There's a great story to go with the outfits. Frida Kahlo was married to Mexican muralist Diego Rivera. When she died in 1954 he hid her possessions in a bathroom in their famous home, La Casa Azul, in Mexico City. He instructed that the door should not be opened until 15 years after his own death, which came in 1957.
But in fact, Kahlo's personal effects lay undisturbed until 2004, when they were uncovered and restored. They went on display in Mexico City to great interest.
Now, for the first time, they come to London. You'll be able to see the artists' dresses, shoes, jewellery and prosthetics, alongside her letters, photos and some of her paintings, including My Dress Hangs There (1933) a fitting accompaniment to the objects in the exhibition.
The last major Frida Kahlo exhibition in London was in 2015. It consisted of photographs of her possessions by Ishiuchi Miyako. Why, you might well ask, does a female artist's clothing get put into the spotlight, and not her actual work?
The answer has many parts: with her proficiency in self-portraiture, Kahlo was the subject of her own art. The majority of her works were imaginative self-portraits, in which she often wears traditional Mexican dress. Clothing is an important part of understanding her work.
The second reason is because her clothing was part of her art. She decorated her casts and corsets. She designed her own prosthetic leg, with a red lace up boot and bell attached. These objects, adapted to suit the whims of her illnesses and the fire of her blazing imagination, are testaments to both her artistic and personal life.
Lastly, because Frida Kahlo has suffered many resurrections since her death. She has been rewritten by recent history – first as a feminist icon, and then as a fashion touchstone. This exhibition won't just show the Frida who once lived, but the Frida who lives on in the public imagination.
Those floral headbands you wore at last year's festivals have their roots in those floral headbands that crowned her image in her portraits. Referencing Kahlo has become an Instagram sport and you can expect crowds of devotees at her exhibition.
But this exhibition isn't just a nosey glance into the closet of a style icon. Neither is Kahlo's life story a fashionable fairy tale. Disabled by polio as a child, a traffic accident when she was 18 condemned Kahlo to a lifetime of chronic pain and ailments. She became a painter in her sickbed. She married Rivera after meeting him through the Communist Party, and they had a tumultuous and infidelity-ridden relationship until her death. She died tragically young, aged just 47. Her possessions tell the story of a life lived in pain, from her cigarette case to her long skirts (to hide her deformed leg) and her corsets.
This exhibition is a shrine to her memory – to the great artist she once was, and to the inspiration she is now – on and off the Pinterest boards. Booking isn't open just yet; watch this space for announcements.
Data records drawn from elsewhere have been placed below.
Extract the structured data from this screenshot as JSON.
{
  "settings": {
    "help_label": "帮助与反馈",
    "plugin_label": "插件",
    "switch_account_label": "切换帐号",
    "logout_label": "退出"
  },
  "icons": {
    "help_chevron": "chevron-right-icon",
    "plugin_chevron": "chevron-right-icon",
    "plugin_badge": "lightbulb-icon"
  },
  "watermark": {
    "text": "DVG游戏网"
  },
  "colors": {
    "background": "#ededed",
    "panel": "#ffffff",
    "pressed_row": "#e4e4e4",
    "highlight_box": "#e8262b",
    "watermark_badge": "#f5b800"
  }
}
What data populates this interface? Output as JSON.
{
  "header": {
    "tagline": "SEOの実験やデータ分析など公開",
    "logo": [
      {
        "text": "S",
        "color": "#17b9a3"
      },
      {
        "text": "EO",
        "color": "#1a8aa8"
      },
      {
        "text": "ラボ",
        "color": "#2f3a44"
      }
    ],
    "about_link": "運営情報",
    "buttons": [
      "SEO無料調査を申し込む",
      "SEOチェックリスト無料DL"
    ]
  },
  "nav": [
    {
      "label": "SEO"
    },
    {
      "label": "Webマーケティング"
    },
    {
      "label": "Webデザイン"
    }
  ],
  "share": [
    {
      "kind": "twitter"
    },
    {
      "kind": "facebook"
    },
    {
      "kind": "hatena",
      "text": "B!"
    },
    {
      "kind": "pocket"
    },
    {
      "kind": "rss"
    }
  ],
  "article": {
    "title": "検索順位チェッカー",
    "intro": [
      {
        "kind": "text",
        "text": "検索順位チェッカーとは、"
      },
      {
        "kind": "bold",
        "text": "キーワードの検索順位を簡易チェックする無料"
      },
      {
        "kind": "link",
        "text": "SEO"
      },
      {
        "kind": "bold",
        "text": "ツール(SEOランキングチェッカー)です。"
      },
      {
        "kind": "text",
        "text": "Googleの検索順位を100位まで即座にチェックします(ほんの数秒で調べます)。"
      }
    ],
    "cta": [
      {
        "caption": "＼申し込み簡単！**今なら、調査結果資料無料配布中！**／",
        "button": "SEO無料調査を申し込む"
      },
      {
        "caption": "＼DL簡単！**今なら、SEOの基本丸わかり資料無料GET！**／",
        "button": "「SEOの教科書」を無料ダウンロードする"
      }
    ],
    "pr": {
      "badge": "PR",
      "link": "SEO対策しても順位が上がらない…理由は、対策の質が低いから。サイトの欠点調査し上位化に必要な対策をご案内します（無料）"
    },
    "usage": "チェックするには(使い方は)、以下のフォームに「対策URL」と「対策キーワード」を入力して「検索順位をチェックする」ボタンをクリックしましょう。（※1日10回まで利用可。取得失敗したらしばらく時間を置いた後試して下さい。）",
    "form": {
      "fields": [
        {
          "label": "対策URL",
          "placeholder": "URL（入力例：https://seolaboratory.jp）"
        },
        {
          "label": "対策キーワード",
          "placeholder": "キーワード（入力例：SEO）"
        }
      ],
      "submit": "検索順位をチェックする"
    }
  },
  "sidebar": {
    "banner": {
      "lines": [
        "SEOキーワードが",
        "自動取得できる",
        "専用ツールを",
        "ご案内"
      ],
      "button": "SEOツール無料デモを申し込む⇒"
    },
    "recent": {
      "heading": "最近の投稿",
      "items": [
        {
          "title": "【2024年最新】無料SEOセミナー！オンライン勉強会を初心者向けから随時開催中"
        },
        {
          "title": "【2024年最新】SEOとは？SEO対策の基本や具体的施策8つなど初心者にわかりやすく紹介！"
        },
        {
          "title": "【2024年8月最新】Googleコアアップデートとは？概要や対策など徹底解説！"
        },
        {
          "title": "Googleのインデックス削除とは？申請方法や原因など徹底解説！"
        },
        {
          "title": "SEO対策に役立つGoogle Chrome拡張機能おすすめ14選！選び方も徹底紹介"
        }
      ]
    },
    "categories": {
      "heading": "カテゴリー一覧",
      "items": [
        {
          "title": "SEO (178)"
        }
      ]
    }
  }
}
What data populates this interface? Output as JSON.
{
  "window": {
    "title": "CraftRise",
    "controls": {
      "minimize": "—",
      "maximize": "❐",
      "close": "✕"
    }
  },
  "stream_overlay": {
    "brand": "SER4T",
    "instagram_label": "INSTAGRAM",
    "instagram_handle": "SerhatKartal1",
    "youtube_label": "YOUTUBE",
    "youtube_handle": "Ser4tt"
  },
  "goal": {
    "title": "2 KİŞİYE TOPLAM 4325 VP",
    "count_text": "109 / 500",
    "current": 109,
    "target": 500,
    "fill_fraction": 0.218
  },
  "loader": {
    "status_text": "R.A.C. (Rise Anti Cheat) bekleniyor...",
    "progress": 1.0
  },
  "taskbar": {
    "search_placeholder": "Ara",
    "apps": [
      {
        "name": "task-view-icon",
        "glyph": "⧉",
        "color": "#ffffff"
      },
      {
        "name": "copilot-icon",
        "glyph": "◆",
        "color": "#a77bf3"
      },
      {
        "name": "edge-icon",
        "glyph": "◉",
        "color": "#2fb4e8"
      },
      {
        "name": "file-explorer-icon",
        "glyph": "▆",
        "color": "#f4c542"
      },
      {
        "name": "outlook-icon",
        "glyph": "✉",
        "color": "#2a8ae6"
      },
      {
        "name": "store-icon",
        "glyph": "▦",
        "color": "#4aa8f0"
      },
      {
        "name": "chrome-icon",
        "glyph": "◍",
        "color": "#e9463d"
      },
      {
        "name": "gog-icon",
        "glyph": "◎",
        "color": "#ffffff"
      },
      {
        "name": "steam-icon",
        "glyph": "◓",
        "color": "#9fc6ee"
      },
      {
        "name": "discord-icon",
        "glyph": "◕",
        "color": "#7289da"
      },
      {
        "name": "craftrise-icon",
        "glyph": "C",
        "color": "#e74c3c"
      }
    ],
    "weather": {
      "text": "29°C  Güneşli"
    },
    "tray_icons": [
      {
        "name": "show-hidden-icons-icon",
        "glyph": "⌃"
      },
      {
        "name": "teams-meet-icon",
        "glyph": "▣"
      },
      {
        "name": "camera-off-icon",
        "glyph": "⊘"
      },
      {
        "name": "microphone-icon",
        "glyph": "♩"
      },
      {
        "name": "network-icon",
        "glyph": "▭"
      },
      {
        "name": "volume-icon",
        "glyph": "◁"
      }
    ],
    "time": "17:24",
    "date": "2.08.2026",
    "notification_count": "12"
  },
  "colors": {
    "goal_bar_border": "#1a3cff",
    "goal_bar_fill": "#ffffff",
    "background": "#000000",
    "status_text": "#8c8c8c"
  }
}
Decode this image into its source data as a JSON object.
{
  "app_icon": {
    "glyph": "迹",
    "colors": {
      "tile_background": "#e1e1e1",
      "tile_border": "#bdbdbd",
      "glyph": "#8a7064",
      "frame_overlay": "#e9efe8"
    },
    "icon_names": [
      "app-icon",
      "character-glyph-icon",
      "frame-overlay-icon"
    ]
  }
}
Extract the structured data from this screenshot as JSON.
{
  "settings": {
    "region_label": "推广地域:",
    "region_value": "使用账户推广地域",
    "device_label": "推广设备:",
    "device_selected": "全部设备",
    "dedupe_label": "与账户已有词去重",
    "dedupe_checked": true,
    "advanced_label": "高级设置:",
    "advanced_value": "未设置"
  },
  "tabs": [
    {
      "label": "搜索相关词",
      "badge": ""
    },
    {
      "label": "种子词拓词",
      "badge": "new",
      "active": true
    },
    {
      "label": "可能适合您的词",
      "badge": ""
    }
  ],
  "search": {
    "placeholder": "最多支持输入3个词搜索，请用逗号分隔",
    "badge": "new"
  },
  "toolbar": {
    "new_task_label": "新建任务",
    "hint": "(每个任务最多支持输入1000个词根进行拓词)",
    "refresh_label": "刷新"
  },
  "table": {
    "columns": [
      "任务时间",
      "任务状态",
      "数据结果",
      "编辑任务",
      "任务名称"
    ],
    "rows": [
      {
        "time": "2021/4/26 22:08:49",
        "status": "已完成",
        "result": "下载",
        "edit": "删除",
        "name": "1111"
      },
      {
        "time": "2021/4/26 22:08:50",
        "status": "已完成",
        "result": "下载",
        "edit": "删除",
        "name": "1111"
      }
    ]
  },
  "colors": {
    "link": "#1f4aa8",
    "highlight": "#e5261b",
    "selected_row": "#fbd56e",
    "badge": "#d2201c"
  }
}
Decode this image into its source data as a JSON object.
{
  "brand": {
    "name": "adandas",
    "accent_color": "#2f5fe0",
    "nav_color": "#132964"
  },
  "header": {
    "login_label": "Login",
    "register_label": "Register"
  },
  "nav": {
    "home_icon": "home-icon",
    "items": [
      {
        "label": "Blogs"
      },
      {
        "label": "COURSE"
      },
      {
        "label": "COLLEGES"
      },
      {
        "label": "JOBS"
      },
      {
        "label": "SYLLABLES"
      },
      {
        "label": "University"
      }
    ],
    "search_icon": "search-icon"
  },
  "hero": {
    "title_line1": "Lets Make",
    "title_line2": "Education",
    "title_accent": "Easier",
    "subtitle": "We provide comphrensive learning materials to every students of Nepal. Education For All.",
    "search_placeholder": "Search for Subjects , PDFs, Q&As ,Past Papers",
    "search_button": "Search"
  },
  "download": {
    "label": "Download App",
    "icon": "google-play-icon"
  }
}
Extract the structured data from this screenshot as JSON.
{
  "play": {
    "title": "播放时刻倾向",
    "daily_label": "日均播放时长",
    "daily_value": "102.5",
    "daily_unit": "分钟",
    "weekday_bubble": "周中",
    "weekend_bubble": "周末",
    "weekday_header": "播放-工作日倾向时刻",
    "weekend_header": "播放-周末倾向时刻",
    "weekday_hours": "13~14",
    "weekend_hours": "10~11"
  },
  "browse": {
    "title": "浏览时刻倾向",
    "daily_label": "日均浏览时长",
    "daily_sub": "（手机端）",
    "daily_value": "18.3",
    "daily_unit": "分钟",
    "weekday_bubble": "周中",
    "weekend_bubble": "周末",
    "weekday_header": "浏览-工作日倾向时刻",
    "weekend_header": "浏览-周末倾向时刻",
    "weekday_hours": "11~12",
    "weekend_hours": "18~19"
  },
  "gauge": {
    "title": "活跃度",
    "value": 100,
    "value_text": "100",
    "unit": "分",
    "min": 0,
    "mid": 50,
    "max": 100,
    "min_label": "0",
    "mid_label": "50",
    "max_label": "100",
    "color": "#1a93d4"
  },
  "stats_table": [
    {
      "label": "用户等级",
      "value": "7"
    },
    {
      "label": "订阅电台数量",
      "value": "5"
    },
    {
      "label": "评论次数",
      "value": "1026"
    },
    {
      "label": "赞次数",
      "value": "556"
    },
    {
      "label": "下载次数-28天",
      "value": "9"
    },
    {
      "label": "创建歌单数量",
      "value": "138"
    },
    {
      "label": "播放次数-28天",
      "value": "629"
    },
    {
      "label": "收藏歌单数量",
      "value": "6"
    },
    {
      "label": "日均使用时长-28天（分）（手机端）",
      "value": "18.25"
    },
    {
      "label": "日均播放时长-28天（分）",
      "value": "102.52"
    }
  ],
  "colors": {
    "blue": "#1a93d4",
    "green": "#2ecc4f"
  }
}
|What||Frida Kahlo's wardrobe, V&A|
South Kensington, Cromwell Road, London, SW7 2RL | MAP
|Nearest tube||South Kensington (underground)|
16 Jun 18 – 04 Nov 18, Times TBC
|Website||Click here for more information|